This advertisement ran in a London newspaper in 1913 for an Antarctic exploration led by Sir Ernest Shackleton. When I read this ad it struck me that 100 years later this could have been and ad for an innovation project. Innovation nowadays has so many similarities with voyages of discovery and expeditions in the past. These explorers inspired me to create a structured approach to innovation, which I present in my new book ‘The Innovation Expedition‘.
In 1492 Columbus sailed off the map and thought he discovered a western route to the East. The road to the East was cut off to European traders due to the fall of Constantinople to the Turks. Unfortunately Columbus guessed the distance from the Canary Islands to Japan to be about 3,000 Italian miles (3,700 km, or 2,300 statute miles), while the correct figure is 19,600 km (12,200 miles). He called the inhabitants Indians being sure that he had reached the Indies. Actually he landed at Watling Island in the Bahamas and discovered the Americas. Columbus himself was a kind of outsider. He had nothing to lose. Potential profits were a strong motive. He had an agreement with Queen Isabella of Castile that if he succeeded, he would get a cut of all the proceeds of his discovery. New techniques of navigation, better knowledge of Atlantic currents and the development of caravels made it possible for Columbus to sail much closer to the wind.

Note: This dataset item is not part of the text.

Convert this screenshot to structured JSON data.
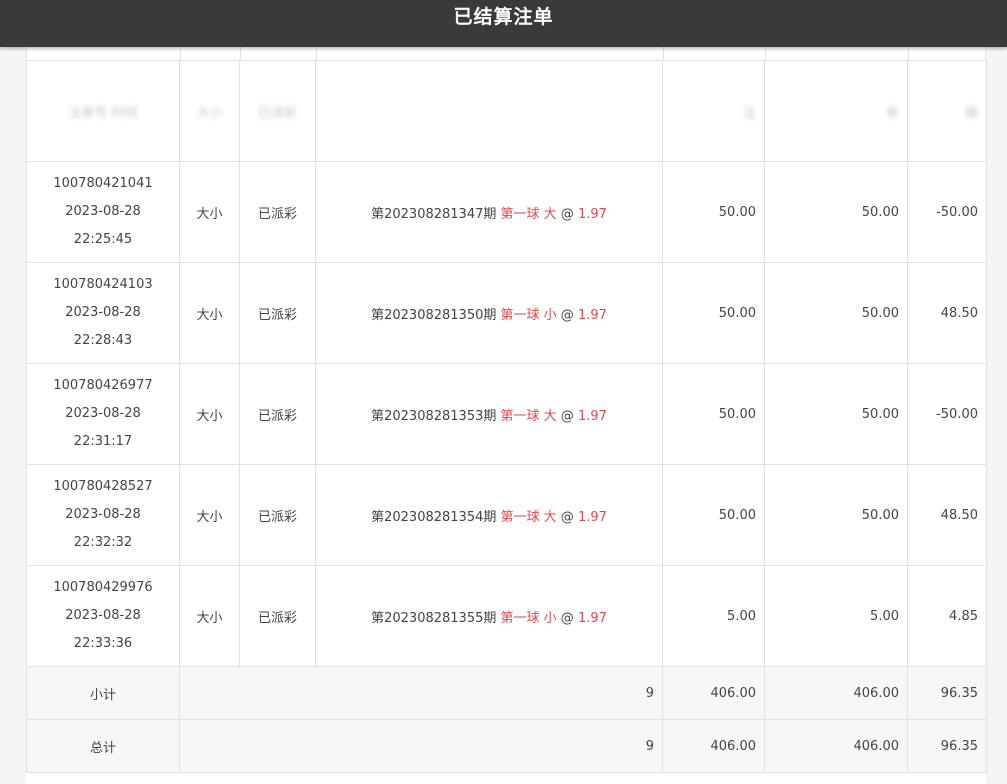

Sir Edmund Hillary had been part of a British reconnaissance expedition to Mount Everest in 1951. After eight failed attempts on Everest The British Himalayan Committee replaced the 1951 expedition leader Eric Shipton by Colonel John Hunt. They needed someone to get them on the top, before the French had their chance. The 1953 Everest expedition consisted of a huge team of over 400 people, including 362 porters, 20 Sherpa guides and almost 5.000 kilogram of baggage. Bourdillon and Evans attempted the climb but due to a failing oxygen system only reached the South Col, around 100 metres below the summit. Then Hillary and Norgay got their chance. The higher you get on Everest the more courage you need. A crucial last part of summiting Everest is a 12 meters rock face, which Hillary managed to climb. It’s now known as the Hillary Step. Hillary and Norgay reached the 8,848 meters high summit, the highest point on earth, at 11:30 am on May 29th 1953.
Neil Armstrong learned to fly in the summer of 1946 at the age of sixteen. It was rather unusual that he earned his pilot’s license before he got an automobile driver’s license. On April 12, 1961 the Soviet Union stunned the world when cosmonaut Yuri Gagarin became the first human space traveller. President JFK had to restore America’s respect. He declared “I believe that this entire nation should commit itself to achieving the goal, before the decade is out, of landing a man on the Moon and returning him safely to Earth. There were three options for landing on the moon: Direct Ascent, Earth Orbit Rendezvous and Lunar Orbit Rendezvous (LOR). To the surprise of many experts, NASA selected in July 1962 the Lunar Orbit Rendezvous. If the Rendezvous failed the astronauts would be too far away to be saved. Most important was that LOR was the only way by which the Moon landing could be achieved by Kennedy’s deadline of decade’s end. So there I was, 9 years old. Woken up in the middle of the night at 04.00 by my parents. On a black and white TV I saw Neil Armstrong making his first little jumps on the moon. While he spoke his famous words: “That’s one small step for man, one giant leap for mankind.”
In the voyages of these great explorers you can find are ten lessons for innovation.
I wish you lots of success on your own innovation expedition. Go for it!
Gijs van Wulfen (The Netherlands, 1960) helps organizations to start innovation effectively as author, speaker and facilitator.
He is the founder of the FORTH innovation method. With FORTH he create attractive innovative products and services with great internal support with a multidisciplinary team. In his latest book ‘The Innovation Expedition’ he makes innovation very accessible by telling the story in a visual way. His clients are international companies in industry and services, as well as non-profit organizations. Gijs also trains and certifies facilitators in his method.
He is a keynote speaker at international innovation conferences and was chosen by LinkedIn as one of their 150 Thought Leaders.